Beamish’s score is an eclectic mixture of styles—a real love affair with music—and there are definite nods towards the great ballet music of Stravinsky and Prokofiev, to other 20th Century composers, Scottish folk music, and perhaps even British film music. In comparison, David Nixon’s choreography appears more restrained, as if always at least one degree of freedom less than the music. It is rounded and poised, sometimes undulating, and there is frequently an impendence to it: the suggestion of movement through water.
The dancing is excellent throughout. Notable is Abigail Prudames (Marilla), who conveys not only the little mermaid’s strength of resolve, but her isolation on land, and her fragility and pain, very convincingly. Joseph Taylor (Prince Adair), and Dreda Blow (Dana), are also splendid as the in-love couple blind to her predicament and distress: like all the best fairy stories, the moral of the tale is a harsh one.
The Little Mermaid is a massive challenge for all involved. To begin with, it isn’t the easiest of stories to conceive of as a ballet, and it also long and somewhat meandering—hard to pace. However, Northern Ballet do manage to pull it off with their usual attention to detail.

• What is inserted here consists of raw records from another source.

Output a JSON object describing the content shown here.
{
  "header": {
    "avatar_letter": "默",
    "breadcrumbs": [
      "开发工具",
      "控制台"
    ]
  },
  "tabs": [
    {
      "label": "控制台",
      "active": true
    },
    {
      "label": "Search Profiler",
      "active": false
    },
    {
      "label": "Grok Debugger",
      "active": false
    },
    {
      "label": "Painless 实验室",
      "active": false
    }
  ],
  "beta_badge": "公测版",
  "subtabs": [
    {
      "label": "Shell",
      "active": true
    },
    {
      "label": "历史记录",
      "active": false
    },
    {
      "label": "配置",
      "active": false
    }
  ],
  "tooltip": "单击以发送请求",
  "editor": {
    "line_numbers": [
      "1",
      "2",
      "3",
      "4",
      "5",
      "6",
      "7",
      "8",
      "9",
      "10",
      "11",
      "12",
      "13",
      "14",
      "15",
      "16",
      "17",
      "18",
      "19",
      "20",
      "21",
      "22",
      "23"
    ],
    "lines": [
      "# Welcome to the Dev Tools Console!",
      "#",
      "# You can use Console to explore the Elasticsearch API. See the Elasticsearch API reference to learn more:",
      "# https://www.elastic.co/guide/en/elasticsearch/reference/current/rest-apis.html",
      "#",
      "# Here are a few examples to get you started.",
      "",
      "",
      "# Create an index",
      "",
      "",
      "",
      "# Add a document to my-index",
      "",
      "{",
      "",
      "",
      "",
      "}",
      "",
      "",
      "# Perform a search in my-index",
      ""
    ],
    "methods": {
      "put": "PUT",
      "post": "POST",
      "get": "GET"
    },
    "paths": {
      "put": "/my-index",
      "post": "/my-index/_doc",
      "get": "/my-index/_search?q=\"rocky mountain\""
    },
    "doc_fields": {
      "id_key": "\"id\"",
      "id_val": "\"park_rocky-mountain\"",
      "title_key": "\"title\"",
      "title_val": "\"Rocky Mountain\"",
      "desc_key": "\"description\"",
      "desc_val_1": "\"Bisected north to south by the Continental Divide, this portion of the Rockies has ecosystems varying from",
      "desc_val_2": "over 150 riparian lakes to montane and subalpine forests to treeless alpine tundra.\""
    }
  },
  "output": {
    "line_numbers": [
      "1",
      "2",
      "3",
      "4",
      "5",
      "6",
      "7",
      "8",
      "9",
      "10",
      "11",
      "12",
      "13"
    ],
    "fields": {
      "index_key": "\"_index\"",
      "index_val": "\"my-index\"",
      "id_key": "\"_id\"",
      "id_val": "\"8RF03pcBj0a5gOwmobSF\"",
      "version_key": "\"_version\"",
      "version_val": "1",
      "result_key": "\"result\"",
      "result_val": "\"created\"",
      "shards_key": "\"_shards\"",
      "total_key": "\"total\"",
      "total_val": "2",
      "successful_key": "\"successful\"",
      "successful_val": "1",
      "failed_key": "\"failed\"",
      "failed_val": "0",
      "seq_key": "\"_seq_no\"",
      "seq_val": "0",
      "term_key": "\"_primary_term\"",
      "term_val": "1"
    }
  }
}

On the other hand, perhaps it is just a little too safe, taking few genuine risks. Neither the music nor the choreography lead us to the precipice and back again—it is more of a gentle slope. Of course, as is demonstrated here, this isn’t entirely necessary for something to be enjoyable or a success. On the other hand, it would be exciting to see Northern Ballet take a look over the edge now and again sometime in the future.